From there, we entered Yuan Ming Yuan park and walked around together recounting and laughing about the day’s events. It was a beautiful fall afternoon – about 60 degrees and sunny. For those who aren’t familiar, Yuan Ming Yuan is huge and has miles of walking paths around lakes, wooded hills, and famous ruins. I could tell why the emperors of the past had made this location their summer vacation spot. I had taken a gamble when asking Tian to meet there, as neither of us had seen it in person. But it turned out to be just perfect for the occasion.
After a nice walk, we came across a patch of mature willow trees (our favorite type!) whose canopy draped a wooden bench that looked out over a lake into the setting sun. I wish I could say that I planned it this way, but I honestly had no clue that it would be there. But recognizing its beauty, I pulled Tian toward it and we sat down. I shared 88 reasons I loved her, then got down on my knee, and proposed in Chinese. She said yes and we both just took in the moment together.
The number 88 is special to us. Two weeks earlier, Tian and I were working on family vocab. To help me keep all the vocabulary straight, I had created an imaginary indexed family tree. Each family member had a box and number, including “me.” When we got to my fictional spouse’s box, Tian teasingly said that she didn’t like the number (it had a four in it, which sounds like “death” in Chinese) and asked that I change it. Teasing her back, I said that I was touched she cared so much and let her choose the spouse box’s number. She chose 88, a number that carries special meaning in Chinese.

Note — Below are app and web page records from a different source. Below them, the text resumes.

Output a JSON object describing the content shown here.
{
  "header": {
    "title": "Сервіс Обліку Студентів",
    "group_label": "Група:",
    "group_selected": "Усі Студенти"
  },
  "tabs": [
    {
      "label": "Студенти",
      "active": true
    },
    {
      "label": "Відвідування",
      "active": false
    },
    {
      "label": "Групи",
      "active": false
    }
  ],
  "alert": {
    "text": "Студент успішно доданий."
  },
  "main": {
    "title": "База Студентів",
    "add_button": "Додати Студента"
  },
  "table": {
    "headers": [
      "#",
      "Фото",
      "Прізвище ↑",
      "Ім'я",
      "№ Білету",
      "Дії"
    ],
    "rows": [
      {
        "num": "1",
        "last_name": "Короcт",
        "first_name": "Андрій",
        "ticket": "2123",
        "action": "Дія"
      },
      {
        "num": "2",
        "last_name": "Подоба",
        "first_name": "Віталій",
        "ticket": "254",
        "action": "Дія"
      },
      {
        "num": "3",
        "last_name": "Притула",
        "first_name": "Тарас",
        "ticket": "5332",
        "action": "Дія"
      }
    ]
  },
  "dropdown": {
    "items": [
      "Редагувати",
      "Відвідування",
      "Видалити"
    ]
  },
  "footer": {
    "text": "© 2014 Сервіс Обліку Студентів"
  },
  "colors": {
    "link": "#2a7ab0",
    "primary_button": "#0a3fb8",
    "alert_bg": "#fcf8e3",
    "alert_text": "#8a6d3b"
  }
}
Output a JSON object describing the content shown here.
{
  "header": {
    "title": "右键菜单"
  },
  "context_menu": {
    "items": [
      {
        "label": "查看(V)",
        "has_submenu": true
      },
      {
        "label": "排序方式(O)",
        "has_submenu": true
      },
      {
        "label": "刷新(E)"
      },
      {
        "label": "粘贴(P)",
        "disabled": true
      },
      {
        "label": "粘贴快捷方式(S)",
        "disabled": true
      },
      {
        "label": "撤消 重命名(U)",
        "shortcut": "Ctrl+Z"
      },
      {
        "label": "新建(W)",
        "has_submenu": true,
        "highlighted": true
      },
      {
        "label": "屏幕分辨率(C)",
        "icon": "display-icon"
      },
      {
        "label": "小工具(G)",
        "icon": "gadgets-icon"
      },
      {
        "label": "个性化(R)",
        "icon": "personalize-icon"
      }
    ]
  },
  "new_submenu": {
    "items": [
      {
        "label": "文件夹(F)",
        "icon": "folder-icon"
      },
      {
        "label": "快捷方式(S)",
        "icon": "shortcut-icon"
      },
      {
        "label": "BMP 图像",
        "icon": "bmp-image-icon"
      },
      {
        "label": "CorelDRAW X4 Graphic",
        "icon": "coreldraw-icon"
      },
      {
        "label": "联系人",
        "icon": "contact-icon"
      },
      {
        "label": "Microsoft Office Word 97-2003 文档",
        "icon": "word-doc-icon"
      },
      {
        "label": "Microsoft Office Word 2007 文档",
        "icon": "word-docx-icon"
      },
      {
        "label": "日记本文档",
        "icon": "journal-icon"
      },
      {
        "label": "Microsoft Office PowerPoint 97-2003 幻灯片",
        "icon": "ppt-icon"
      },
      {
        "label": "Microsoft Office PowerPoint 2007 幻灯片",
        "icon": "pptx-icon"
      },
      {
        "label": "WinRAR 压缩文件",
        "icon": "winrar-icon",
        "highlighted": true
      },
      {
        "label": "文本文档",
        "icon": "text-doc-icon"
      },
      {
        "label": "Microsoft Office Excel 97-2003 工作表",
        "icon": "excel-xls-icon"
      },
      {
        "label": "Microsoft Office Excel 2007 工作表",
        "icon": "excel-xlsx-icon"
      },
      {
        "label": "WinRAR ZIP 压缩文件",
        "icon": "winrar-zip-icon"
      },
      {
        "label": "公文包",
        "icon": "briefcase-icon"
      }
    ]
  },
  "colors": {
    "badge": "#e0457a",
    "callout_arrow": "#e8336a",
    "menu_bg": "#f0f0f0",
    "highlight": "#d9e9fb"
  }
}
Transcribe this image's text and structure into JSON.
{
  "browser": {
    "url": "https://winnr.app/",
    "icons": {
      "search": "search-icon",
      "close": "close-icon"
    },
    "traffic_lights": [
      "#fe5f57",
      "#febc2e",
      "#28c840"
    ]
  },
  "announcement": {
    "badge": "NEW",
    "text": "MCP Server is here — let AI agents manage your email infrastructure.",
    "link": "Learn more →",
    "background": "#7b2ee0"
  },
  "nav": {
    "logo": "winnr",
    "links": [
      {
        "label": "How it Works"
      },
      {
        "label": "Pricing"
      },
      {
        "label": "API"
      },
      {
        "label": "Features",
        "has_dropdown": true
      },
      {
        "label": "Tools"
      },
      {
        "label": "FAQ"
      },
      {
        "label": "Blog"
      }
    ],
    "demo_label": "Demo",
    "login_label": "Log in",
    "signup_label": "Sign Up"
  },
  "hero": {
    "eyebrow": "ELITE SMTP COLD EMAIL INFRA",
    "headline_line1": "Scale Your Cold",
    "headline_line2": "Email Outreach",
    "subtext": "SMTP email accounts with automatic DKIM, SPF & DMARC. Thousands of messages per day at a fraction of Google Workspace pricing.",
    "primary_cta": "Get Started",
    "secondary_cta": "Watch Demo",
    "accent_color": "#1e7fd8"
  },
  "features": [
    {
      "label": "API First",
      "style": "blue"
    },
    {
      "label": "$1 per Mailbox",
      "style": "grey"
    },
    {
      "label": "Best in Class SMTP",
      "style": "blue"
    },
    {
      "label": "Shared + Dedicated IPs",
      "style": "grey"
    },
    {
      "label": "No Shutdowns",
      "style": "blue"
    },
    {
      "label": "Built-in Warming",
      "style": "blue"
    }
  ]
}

We spent an hour more walking around the park then made our way to an Indian restaurant in our neighborhood for dinner. It was delicious and exactly what we both were looking for, a special way to end what truly was a special day.